Home » Ask the Trainer: Does your dog pass the guest test?
Community Voice

Ask the Trainer: Does your dog pass the guest test?

This slideshow requires JavaScript.

We thought this column – a rerun of Ask the Trainer from last year’s holiday season – would be helpful. Ann will post a new column next month. Enjoy!

As dog lovers we tend to be extremely tolerant of what some might perceive as “unmannerly” behavior by our dogs. We’re used to our bulldog’s habit of smooshing his face (and sometimes-droolly mouth) up against our leg to say “welcome home.” We don’t mind when our yorkie jumps into our lap as we settle on the couch. And when our exuberant golden thrusts her nose “south of the border” we understand that she’s just reacquainting herself with us after a long day.

While these normal dog behaviors might be no big deal on a regular day, imagine a gathering in your home for a special occasion (not to stress you out, but the holidays are here) and suddenly your dog is embarrassing you all over the place.

What to do? Your dog is part of your family. Banishing him for special occasions seems cruel. And if your dog isn’t used to being confined or away from the family, you might need to crank up that festive music to cover up the soundtrack being provided by your barking or howling pup. Ugh.

But don’t worry! There’s still time for you and your dog to learn some basic training that will make your special occasion a lot more enjoyable for everyone, including your dog.

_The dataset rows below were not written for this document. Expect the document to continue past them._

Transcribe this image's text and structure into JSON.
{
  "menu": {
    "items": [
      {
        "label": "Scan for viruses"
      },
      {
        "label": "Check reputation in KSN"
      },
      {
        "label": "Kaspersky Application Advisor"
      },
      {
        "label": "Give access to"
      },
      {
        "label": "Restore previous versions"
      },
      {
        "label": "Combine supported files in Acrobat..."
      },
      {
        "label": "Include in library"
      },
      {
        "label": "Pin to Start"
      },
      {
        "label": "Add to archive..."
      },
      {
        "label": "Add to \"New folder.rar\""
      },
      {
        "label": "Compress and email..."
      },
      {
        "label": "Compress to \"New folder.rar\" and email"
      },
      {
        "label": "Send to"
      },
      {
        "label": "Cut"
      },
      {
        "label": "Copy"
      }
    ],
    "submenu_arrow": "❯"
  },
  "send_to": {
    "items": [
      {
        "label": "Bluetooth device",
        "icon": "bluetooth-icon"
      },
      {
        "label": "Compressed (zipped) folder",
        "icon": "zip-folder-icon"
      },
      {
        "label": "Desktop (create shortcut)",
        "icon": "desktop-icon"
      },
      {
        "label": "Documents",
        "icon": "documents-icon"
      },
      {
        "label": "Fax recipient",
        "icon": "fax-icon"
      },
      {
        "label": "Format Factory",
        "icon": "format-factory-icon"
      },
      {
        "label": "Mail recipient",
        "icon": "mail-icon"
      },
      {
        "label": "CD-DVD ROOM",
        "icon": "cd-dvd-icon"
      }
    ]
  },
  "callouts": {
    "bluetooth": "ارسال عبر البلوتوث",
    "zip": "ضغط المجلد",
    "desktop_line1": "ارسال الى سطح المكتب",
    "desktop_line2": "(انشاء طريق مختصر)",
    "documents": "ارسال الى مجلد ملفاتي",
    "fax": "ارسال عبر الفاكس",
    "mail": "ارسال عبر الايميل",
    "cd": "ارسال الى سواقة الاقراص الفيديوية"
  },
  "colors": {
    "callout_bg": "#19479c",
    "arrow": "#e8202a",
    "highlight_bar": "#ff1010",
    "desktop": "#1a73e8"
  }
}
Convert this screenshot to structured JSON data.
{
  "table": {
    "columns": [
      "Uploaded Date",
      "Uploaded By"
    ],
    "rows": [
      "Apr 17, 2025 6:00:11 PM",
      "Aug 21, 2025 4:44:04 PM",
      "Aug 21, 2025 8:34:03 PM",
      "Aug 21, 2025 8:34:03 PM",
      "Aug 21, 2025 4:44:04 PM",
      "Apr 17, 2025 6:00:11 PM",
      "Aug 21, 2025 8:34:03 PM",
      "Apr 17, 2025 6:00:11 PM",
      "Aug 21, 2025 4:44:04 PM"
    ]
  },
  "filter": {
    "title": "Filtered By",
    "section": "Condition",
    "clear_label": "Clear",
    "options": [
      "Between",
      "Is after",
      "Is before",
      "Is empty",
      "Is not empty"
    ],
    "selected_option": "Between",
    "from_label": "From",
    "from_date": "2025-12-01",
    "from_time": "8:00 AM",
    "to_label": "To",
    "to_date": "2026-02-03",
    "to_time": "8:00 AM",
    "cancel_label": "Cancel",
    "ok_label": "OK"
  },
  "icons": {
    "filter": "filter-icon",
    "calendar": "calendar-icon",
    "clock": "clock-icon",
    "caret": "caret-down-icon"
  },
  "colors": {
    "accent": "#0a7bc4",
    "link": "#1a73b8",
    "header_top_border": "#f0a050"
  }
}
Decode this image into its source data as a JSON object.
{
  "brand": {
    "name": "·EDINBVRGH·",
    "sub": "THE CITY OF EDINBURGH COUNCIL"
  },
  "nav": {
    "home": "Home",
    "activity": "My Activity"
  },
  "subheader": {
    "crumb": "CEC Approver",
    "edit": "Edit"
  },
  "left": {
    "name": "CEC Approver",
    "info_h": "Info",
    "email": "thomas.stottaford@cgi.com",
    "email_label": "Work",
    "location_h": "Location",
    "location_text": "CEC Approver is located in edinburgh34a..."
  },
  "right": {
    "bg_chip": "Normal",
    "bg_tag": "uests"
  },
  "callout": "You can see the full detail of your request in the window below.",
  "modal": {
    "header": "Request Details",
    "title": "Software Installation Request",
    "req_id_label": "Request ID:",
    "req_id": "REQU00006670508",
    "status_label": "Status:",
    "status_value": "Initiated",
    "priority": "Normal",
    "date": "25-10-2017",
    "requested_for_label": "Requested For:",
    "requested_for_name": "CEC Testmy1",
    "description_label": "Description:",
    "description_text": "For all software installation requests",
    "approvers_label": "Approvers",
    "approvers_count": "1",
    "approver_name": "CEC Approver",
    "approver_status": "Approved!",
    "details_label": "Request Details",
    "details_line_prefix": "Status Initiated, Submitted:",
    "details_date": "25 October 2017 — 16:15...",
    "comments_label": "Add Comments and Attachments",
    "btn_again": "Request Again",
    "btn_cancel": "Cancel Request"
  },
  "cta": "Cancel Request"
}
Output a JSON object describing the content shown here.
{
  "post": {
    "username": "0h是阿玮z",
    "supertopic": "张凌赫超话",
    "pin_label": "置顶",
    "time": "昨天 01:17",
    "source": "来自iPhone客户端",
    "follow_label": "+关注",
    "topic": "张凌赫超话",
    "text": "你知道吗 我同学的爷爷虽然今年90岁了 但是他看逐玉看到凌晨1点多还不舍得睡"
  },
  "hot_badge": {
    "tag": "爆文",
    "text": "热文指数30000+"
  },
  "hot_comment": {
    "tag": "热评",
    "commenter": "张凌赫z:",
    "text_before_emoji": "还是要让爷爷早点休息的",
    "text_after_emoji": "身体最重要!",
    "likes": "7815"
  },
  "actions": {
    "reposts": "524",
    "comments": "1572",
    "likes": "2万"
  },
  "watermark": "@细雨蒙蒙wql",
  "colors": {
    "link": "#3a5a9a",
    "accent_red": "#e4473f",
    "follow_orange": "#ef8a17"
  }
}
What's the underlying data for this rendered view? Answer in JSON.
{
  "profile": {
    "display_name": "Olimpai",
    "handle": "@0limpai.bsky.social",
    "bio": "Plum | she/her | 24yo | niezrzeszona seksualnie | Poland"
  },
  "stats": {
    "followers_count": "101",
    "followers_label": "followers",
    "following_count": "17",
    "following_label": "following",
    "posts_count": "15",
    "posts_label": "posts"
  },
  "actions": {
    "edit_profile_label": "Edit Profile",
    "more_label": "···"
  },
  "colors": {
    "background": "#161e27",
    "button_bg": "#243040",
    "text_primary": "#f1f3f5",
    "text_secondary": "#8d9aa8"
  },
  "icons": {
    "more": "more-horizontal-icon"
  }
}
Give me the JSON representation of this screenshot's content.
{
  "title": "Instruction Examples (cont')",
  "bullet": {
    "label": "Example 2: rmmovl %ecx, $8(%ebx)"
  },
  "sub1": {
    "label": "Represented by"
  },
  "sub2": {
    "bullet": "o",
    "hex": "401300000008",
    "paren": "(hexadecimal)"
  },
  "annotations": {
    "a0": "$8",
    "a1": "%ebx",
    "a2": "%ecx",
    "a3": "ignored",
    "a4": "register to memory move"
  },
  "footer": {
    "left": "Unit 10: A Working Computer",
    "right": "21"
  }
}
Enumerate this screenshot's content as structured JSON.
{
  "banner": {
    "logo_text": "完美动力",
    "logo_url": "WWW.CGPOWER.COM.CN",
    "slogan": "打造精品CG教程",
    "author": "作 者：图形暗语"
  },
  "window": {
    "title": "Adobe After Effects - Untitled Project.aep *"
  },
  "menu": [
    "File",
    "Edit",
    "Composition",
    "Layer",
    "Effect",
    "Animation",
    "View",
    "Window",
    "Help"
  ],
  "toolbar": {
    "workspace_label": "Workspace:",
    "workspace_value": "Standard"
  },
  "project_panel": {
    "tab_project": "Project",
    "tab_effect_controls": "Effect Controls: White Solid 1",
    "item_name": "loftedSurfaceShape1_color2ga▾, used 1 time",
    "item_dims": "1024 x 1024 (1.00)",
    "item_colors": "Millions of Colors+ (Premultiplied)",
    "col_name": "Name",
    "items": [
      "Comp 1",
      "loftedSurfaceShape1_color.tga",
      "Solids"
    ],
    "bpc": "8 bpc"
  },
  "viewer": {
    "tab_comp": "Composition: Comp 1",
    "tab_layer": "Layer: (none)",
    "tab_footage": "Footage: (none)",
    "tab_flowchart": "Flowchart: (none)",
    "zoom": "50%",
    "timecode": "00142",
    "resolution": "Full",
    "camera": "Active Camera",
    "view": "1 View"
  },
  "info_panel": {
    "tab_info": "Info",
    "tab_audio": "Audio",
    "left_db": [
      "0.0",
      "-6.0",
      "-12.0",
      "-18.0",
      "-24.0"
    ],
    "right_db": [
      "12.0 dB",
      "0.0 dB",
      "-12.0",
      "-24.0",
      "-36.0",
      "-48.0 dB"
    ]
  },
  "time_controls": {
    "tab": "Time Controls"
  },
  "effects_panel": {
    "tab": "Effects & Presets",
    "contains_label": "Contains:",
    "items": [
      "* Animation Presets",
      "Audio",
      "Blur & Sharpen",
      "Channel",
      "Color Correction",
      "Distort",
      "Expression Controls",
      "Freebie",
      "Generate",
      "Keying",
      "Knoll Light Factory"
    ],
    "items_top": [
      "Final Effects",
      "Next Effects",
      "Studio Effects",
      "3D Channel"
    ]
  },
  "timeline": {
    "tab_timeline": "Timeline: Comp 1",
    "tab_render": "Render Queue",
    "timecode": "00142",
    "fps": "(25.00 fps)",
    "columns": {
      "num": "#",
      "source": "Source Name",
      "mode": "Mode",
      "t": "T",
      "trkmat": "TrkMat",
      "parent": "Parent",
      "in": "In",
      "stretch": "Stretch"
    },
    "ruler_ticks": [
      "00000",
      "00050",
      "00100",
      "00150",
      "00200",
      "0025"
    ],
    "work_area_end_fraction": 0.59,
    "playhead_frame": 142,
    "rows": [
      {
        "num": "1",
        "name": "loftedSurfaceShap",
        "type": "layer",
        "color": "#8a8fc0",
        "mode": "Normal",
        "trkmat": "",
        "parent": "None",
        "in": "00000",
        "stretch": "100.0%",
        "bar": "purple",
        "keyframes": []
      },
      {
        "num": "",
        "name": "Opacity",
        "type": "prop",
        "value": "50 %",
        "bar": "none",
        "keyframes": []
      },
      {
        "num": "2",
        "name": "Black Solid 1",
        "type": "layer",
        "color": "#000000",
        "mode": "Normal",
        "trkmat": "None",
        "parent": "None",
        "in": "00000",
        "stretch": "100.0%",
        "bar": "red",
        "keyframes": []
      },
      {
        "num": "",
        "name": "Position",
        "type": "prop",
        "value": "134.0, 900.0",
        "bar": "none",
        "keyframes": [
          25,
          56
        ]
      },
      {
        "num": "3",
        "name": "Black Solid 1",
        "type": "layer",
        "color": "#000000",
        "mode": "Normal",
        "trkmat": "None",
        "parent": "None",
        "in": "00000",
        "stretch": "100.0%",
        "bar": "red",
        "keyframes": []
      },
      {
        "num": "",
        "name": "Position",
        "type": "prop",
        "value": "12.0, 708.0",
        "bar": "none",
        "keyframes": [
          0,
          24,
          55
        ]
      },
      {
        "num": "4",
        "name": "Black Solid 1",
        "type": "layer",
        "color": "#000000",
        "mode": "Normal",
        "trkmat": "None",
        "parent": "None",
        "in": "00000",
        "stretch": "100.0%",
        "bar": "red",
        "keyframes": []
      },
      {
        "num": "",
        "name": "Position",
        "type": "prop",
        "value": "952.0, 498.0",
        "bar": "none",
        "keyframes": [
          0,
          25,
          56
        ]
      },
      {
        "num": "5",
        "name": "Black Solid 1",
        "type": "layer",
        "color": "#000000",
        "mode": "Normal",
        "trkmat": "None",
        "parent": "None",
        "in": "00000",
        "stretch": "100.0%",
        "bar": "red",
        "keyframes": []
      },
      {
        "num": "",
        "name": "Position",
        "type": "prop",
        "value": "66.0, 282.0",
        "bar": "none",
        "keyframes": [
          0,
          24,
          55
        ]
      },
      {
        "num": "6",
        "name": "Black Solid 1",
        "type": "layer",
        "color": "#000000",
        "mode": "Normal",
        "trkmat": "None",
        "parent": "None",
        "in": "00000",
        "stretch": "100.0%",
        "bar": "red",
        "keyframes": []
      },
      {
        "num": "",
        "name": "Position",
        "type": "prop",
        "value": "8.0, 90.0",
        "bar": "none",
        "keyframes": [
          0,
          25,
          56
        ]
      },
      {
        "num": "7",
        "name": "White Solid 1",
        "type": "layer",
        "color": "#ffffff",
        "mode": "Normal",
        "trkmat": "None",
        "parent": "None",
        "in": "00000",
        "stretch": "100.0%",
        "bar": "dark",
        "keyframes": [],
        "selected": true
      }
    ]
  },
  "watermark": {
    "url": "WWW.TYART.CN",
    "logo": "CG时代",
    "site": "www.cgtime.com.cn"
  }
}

First, identify the “high-value” areas of your home, the places where your dog finds lots of excitement and generally gets lots of attention. Usually this is the front door, the family room and the kitchen.

If your dog has some obedience under her belt, put a bed or mat in these areas and have your dog down/stay. Practice when there are no distractions (like guests coming and going) and work up to more stimulating circumstances, like when the kids come storming through, the doorbell rings, or a familiar neighbor pops in.

If a consistent down/stay is not part of your dog’s repertoire (welcome to most of the dog-owning world), then start practicing ignoring your dog in these high-value areas.

For example, when you come in the front door, ignore your dog and just go about your business. Instruct kids and neighbors to do the same. This means no talking, no touching and especially no eye contact. Even if you have to let your dog out for pottying, make this a no-fuss activity without talking or creating any excitement for your dog.

You’ll likely find that your dog will try to get your attention, but will eventually turn away and go find something else to do. Dogs that are accustomed to being the center of attention when you first come home will take longer to give up, but hang in there! Your dog is learning to respect your personal space. And don’t for a second believe his “feelings” are being “hurt.” A dog’s interpretation of being ignored is different than that of a human’s. Dogs read your ignoring them as a sign of leadership. You’re asking for personal space, something that’s hugely important to canines.

During this time of expanding your personal-space bubble, work on teaching your dog to go to his bed – one in each of the high-value areas is ideal – and stay. If his beds are where all the good stuff happens (attention, treats, chew toys) he’ll be happy to comply.

Teaching your dog manners – from your guests’ point of view – takes time, patience, consistency and a little know-how. But just think how proud you’ll be of your dog (and yourself!) when you can confidently host your guests and share memory-making occasions with your furry best friend.

If you have a question about your dog, chances are lots of people have that same question. Email me at ann@localbark.com with topics you’d like to see in future columns.

Support Local


Subscribe to Our
Weekly Newsletter

Stay connected to what's happening
in the city
We respect your privacy

Subscribe to Sacramento

Share via
Copy link